What to work on: Each line of the records that follow must come back exactly, with pictures skipped.
Start of Information supplied
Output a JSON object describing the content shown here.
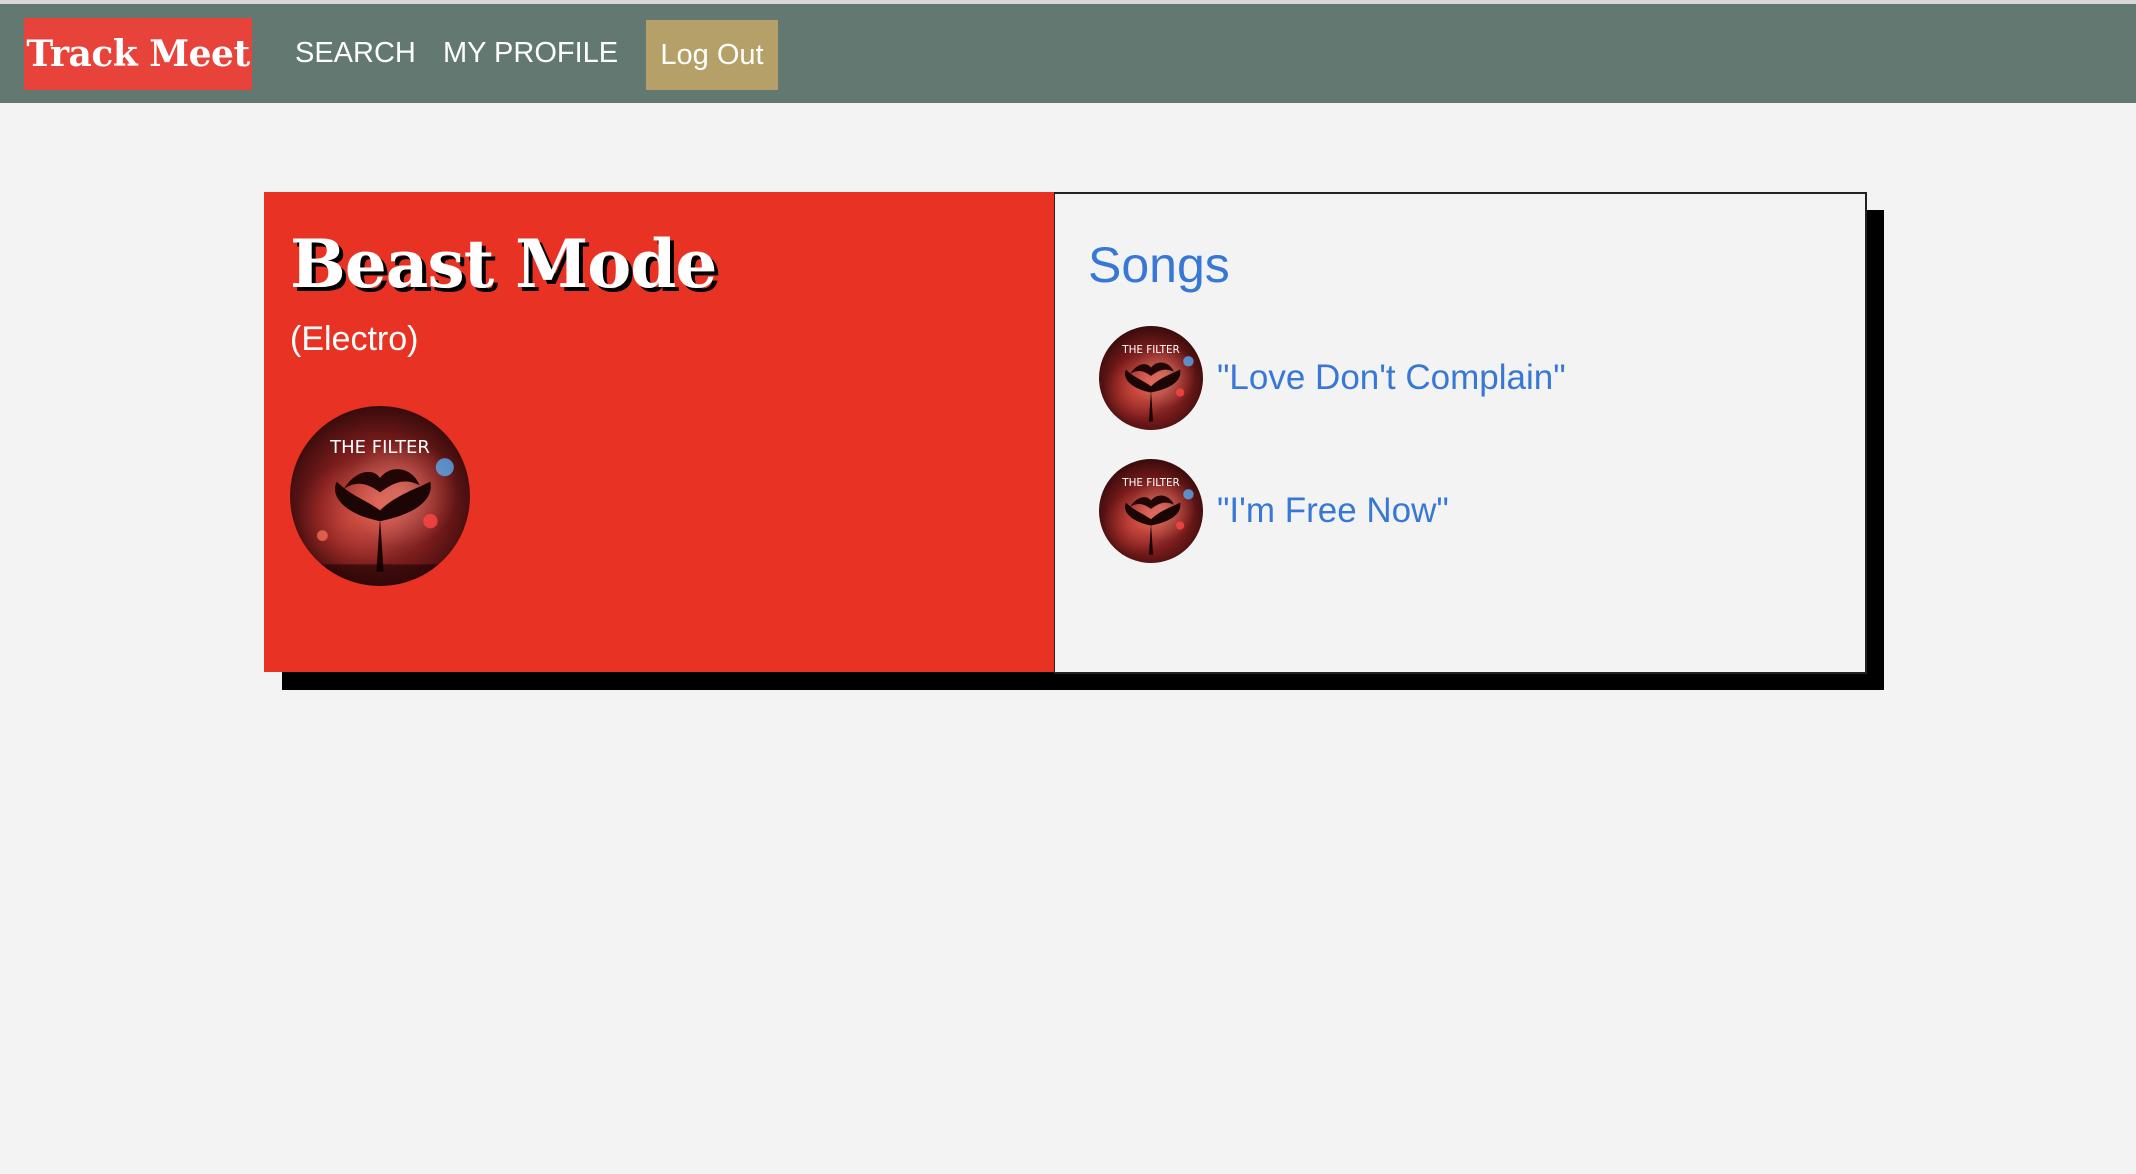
{
  "nav": {
    "brand": "Track Meet",
    "search_label": "SEARCH",
    "profile_label": "MY PROFILE",
    "logout_label": "Log Out"
  },
  "station": {
    "title": "Beast Mode",
    "genre": "(Electro)",
    "art_label": "THE FILTER"
  },
  "songs_panel": {
    "heading": "Songs",
    "items": [
      {
        "title": "\"Love Don't Complain\"",
        "art_label": "THE FILTER"
      },
      {
        "title": "\"I'm Free Now\"",
        "art_label": "THE FILTER"
      }
    ]
  },
  "colors": {
    "navbar": "#627871",
    "brand": "#e8433a",
    "logout": "#b5a068",
    "station_panel": "#e83223",
    "link": "#3778d6",
    "background": "#f3f3f3"
  }
}
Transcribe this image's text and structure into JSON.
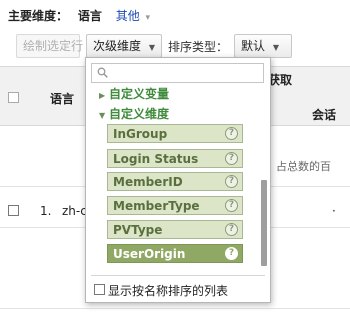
{
  "header": {
    "primary_dimension_label": "主要维度：",
    "current_dimension": "语言",
    "other_link": "其他"
  },
  "toolbar": {
    "plot_rows_label": "绘制选定行",
    "secondary_dimension_label": "次级维度",
    "sort_type_label": "排序类型：",
    "sort_value": "默认"
  },
  "table": {
    "language_header": "语言",
    "acquisition_header": "获取",
    "sessions_header": "会话",
    "totals_text": "占总数的百",
    "rows": [
      {
        "index": "1.",
        "language": "zh-c"
      }
    ],
    "row1_value_partial": "·"
  },
  "dropdown": {
    "search_placeholder": "",
    "groups": {
      "custom_variables": "自定义变量",
      "custom_dimensions": "自定义维度"
    },
    "items": [
      {
        "label": "InGroup",
        "selected": false
      },
      {
        "label": "Login Status",
        "selected": false
      },
      {
        "label": "MemberID",
        "selected": false
      },
      {
        "label": "MemberType",
        "selected": false
      },
      {
        "label": "PVType",
        "selected": false
      },
      {
        "label": "UserOrigin",
        "selected": true
      }
    ],
    "help_glyph": "?",
    "alphabetical_label": "显示按名称排序的列表"
  },
  "colors": {
    "item_bg": "#dde5c9",
    "item_selected_bg": "#8fa863",
    "group_text": "#3f8b3b",
    "link_blue": "#1a4bb4"
  },
  "icons": {
    "search": "search-icon",
    "help": "help-icon",
    "expand": "triangle-down-icon",
    "collapse": "triangle-right-icon",
    "caret": "chevron-down-icon"
  }
}
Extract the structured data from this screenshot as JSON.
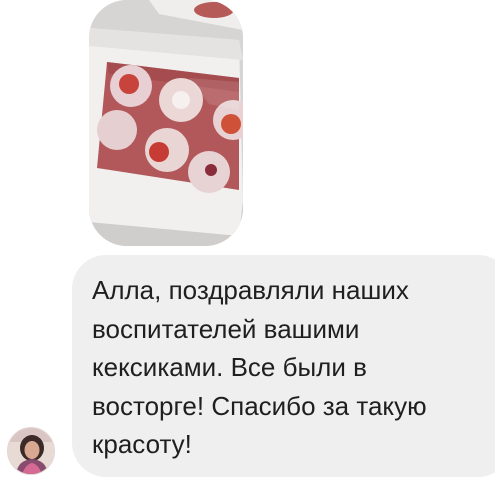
{
  "conversation": {
    "photo_message": {
      "icon": "cupcake-box-photo"
    },
    "text_message": {
      "text": "Алла, поздравляли наших\nвоспитателей вашими\nкексиками. Все были в\nвосторге! Спасибо за такую\nкрасоту!"
    },
    "sender": {
      "avatar_icon": "user-avatar-photo"
    }
  },
  "colors": {
    "bubble_background": "#efefef",
    "message_text": "#1f1f1f",
    "page_background": "#ffffff"
  }
}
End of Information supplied
Response box:
Output a JSON object describing the content shown here.
{
  "nav": {
    "brand": "Track Meet",
    "search_label": "SEARCH",
    "profile_label": "MY PROFILE",
    "logout_label": "Log Out"
  },
  "station": {
    "title": "Beast Mode",
    "genre": "(Electro)",
    "art_label": "THE FILTER"
  },
  "songs_panel": {
    "heading": "Songs",
    "items": [
      {
        "title": "\"Love Don't Complain\"",
        "art_label": "THE FILTER"
      },
      {
        "title": "\"I'm Free Now\"",
        "art_label": "THE FILTER"
      }
    ]
  },
  "colors": {
    "navbar": "#627871",
    "brand": "#e8433a",
    "logout": "#b5a068",
    "station_panel": "#e83223",
    "link": "#3778d6",
    "background": "#f3f3f3"
  }
}
Transcribe this image's text and structure into JSON.
{
  "header": {
    "primary_dimension_label": "主要维度：",
    "current_dimension": "语言",
    "other_link": "其他"
  },
  "toolbar": {
    "plot_rows_label": "绘制选定行",
    "secondary_dimension_label": "次级维度",
    "sort_type_label": "排序类型：",
    "sort_value": "默认"
  },
  "table": {
    "language_header": "语言",
    "acquisition_header": "获取",
    "sessions_header": "会话",
    "totals_text": "占总数的百",
    "rows": [
      {
        "index": "1.",
        "language": "zh-c"
      }
    ],
    "row1_value_partial": "·"
  },
  "dropdown": {
    "search_placeholder": "",
    "groups": {
      "custom_variables": "自定义变量",
      "custom_dimensions": "自定义维度"
    },
    "items": [
      {
        "label": "InGroup",
        "selected": false
      },
      {
        "label": "Login Status",
        "selected": false
      },
      {
        "label": "MemberID",
        "selected": false
      },
      {
        "label": "MemberType",
        "selected": false
      },
      {
        "label": "PVType",
        "selected": false
      },
      {
        "label": "UserOrigin",
        "selected": true
      }
    ],
    "help_glyph": "?",
    "alphabetical_label": "显示按名称排序的列表"
  },
  "colors": {
    "item_bg": "#dde5c9",
    "item_selected_bg": "#8fa863",
    "group_text": "#3f8b3b",
    "link_blue": "#1a4bb4"
  },
  "icons": {
    "search": "search-icon",
    "help": "help-icon",
    "expand": "triangle-down-icon",
    "collapse": "triangle-right-icon",
    "caret": "chevron-down-icon"
  }
}
Extract the structured data from this screenshot as JSON.
{
  "conversation": {
    "photo_message": {
      "icon": "cupcake-box-photo"
    },
    "text_message": {
      "text": "Алла, поздравляли наших\nвоспитателей вашими\nкексиками. Все были в\nвосторге! Спасибо за такую\nкрасоту!"
    },
    "sender": {
      "avatar_icon": "user-avatar-photo"
    }
  },
  "colors": {
    "bubble_background": "#efefef",
    "message_text": "#1f1f1f",
    "page_background": "#ffffff"
  }
}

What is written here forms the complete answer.